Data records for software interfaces
*****
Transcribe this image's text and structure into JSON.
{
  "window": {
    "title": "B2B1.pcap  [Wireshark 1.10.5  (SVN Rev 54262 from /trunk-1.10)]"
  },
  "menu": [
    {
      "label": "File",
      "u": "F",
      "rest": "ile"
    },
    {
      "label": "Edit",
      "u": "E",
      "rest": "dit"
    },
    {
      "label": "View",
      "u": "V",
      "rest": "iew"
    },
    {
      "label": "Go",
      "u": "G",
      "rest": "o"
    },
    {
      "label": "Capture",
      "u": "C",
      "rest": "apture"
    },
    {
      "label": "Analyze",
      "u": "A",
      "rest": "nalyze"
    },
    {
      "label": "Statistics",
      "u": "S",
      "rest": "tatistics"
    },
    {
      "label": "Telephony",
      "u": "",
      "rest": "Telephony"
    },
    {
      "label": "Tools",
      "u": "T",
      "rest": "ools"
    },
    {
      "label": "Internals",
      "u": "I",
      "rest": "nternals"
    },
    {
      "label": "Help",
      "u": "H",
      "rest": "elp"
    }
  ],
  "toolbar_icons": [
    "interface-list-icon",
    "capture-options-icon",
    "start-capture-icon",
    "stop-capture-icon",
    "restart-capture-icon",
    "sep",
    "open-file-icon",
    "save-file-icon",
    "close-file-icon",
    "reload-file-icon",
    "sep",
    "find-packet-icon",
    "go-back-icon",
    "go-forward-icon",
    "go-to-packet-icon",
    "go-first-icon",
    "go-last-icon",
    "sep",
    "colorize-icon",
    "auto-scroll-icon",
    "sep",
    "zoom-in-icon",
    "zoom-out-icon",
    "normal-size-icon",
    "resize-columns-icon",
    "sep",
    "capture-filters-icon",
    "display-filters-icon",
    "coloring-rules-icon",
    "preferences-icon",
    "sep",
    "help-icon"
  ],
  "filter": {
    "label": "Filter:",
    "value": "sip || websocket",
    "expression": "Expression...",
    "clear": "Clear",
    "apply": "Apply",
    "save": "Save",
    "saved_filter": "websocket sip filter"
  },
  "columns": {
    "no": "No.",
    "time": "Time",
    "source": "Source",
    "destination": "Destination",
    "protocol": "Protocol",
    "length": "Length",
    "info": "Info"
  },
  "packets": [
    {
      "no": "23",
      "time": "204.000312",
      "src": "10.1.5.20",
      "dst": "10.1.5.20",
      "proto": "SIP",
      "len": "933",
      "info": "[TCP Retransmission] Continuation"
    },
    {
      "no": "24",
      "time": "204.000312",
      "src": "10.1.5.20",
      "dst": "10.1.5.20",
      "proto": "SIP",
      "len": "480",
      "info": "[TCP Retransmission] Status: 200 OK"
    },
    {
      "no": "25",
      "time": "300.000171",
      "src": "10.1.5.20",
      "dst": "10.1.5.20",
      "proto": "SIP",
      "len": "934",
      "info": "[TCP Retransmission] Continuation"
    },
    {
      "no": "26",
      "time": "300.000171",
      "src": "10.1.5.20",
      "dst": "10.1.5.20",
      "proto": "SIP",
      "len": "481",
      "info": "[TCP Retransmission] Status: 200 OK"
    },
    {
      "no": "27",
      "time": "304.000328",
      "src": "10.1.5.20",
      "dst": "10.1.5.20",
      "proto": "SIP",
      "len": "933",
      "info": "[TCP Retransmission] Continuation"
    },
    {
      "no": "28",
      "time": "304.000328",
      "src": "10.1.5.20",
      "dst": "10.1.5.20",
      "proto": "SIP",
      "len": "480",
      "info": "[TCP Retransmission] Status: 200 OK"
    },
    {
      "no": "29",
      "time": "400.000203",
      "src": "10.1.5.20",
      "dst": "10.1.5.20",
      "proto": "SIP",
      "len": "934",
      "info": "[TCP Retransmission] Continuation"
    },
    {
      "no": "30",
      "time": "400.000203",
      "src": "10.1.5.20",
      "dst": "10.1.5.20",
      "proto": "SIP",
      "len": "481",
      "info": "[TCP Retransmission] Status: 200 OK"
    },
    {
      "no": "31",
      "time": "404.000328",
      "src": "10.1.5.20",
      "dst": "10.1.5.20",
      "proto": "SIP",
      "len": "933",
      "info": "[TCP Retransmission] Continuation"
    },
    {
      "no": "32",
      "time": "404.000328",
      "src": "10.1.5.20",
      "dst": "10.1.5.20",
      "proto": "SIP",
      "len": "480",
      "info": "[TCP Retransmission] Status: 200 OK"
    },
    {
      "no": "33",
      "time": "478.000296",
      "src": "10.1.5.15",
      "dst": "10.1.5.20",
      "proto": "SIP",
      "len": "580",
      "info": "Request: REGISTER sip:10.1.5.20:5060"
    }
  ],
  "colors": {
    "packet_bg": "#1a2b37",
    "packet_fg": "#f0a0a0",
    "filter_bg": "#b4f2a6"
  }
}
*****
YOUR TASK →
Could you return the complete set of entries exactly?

FINAL ANSWER →
Transcribe this image's text and structure into JSON.
{
  "window": {
    "title": "B2B1.pcap  [Wireshark 1.10.5  (SVN Rev 54262 from /trunk-1.10)]"
  },
  "menu": [
    {
      "label": "File",
      "u": "F",
      "rest": "ile"
    },
    {
      "label": "Edit",
      "u": "E",
      "rest": "dit"
    },
    {
      "label": "View",
      "u": "V",
      "rest": "iew"
    },
    {
      "label": "Go",
      "u": "G",
      "rest": "o"
    },
    {
      "label": "Capture",
      "u": "C",
      "rest": "apture"
    },
    {
      "label": "Analyze",
      "u": "A",
      "rest": "nalyze"
    },
    {
      "label": "Statistics",
      "u": "S",
      "rest": "tatistics"
    },
    {
      "label": "Telephony",
      "u": "",
      "rest": "Telephony"
    },
    {
      "label": "Tools",
      "u": "T",
      "rest": "ools"
    },
    {
      "label": "Internals",
      "u": "I",
      "rest": "nternals"
    },
    {
      "label": "Help",
      "u": "H",
      "rest": "elp"
    }
  ],
  "toolbar_icons": [
    "interface-list-icon",
    "capture-options-icon",
    "start-capture-icon",
    "stop-capture-icon",
    "restart-capture-icon",
    "sep",
    "open-file-icon",
    "save-file-icon",
    "close-file-icon",
    "reload-file-icon",
    "sep",
    "find-packet-icon",
    "go-back-icon",
    "go-forward-icon",
    "go-to-packet-icon",
    "go-first-icon",
    "go-last-icon",
    "sep",
    "colorize-icon",
    "auto-scroll-icon",
    "sep",
    "zoom-in-icon",
    "zoom-out-icon",
    "normal-size-icon",
    "resize-columns-icon",
    "sep",
    "capture-filters-icon",
    "display-filters-icon",
    "coloring-rules-icon",
    "preferences-icon",
    "sep",
    "help-icon"
  ],
  "filter": {
    "label": "Filter:",
    "value": "sip || websocket",
    "expression": "Expression...",
    "clear": "Clear",
    "apply": "Apply",
    "save": "Save",
    "saved_filter": "websocket sip filter"
  },
  "columns": {
    "no": "No.",
    "time": "Time",
    "source": "Source",
    "destination": "Destination",
    "protocol": "Protocol",
    "length": "Length",
    "info": "Info"
  },
  "packets": [
    {
      "no": "23",
      "time": "204.000312",
      "src": "10.1.5.20",
      "dst": "10.1.5.20",
      "proto": "SIP",
      "len": "933",
      "info": "[TCP Retransmission] Continuation"
    },
    {
      "no": "24",
      "time": "204.000312",
      "src": "10.1.5.20",
      "dst": "10.1.5.20",
      "proto": "SIP",
      "len": "480",
      "info": "[TCP Retransmission] Status: 200 OK"
    },
    {
      "no": "25",
      "time": "300.000171",
      "src": "10.1.5.20",
      "dst": "10.1.5.20",
      "proto": "SIP",
      "len": "934",
      "info": "[TCP Retransmission] Continuation"
    },
    {
      "no": "26",
      "time": "300.000171",
      "src": "10.1.5.20",
      "dst": "10.1.5.20",
      "proto": "SIP",
      "len": "481",
      "info": "[TCP Retransmission] Status: 200 OK"
    },
    {
      "no": "27",
      "time": "304.000328",
      "src": "10.1.5.20",
      "dst": "10.1.5.20",
      "proto": "SIP",
      "len": "933",
      "info": "[TCP Retransmission] Continuation"
    },
    {
      "no": "28",
      "time": "304.000328",
      "src": "10.1.5.20",
      "dst": "10.1.5.20",
      "proto": "SIP",
      "len": "480",
      "info": "[TCP Retransmission] Status: 200 OK"
    },
    {
      "no": "29",
      "time": "400.000203",
      "src": "10.1.5.20",
      "dst": "10.1.5.20",
      "proto": "SIP",
      "len": "934",
      "info": "[TCP Retransmission] Continuation"
    },
    {
      "no": "30",
      "time": "400.000203",
      "src": "10.1.5.20",
      "dst": "10.1.5.20",
      "proto": "SIP",
      "len": "481",
      "info": "[TCP Retransmission] Status: 200 OK"
    },
    {
      "no": "31",
      "time": "404.000328",
      "src": "10.1.5.20",
      "dst": "10.1.5.20",
      "proto": "SIP",
      "len": "933",
      "info": "[TCP Retransmission] Continuation"
    },
    {
      "no": "32",
      "time": "404.000328",
      "src": "10.1.5.20",
      "dst": "10.1.5.20",
      "proto": "SIP",
      "len": "480",
      "info": "[TCP Retransmission] Status: 200 OK"
    },
    {
      "no": "33",
      "time": "478.000296",
      "src": "10.1.5.15",
      "dst": "10.1.5.20",
      "proto": "SIP",
      "len": "580",
      "info": "Request: REGISTER sip:10.1.5.20:5060"
    }
  ],
  "colors": {
    "packet_bg": "#1a2b37",
    "packet_fg": "#f0a0a0",
    "filter_bg": "#b4f2a6"
  }
}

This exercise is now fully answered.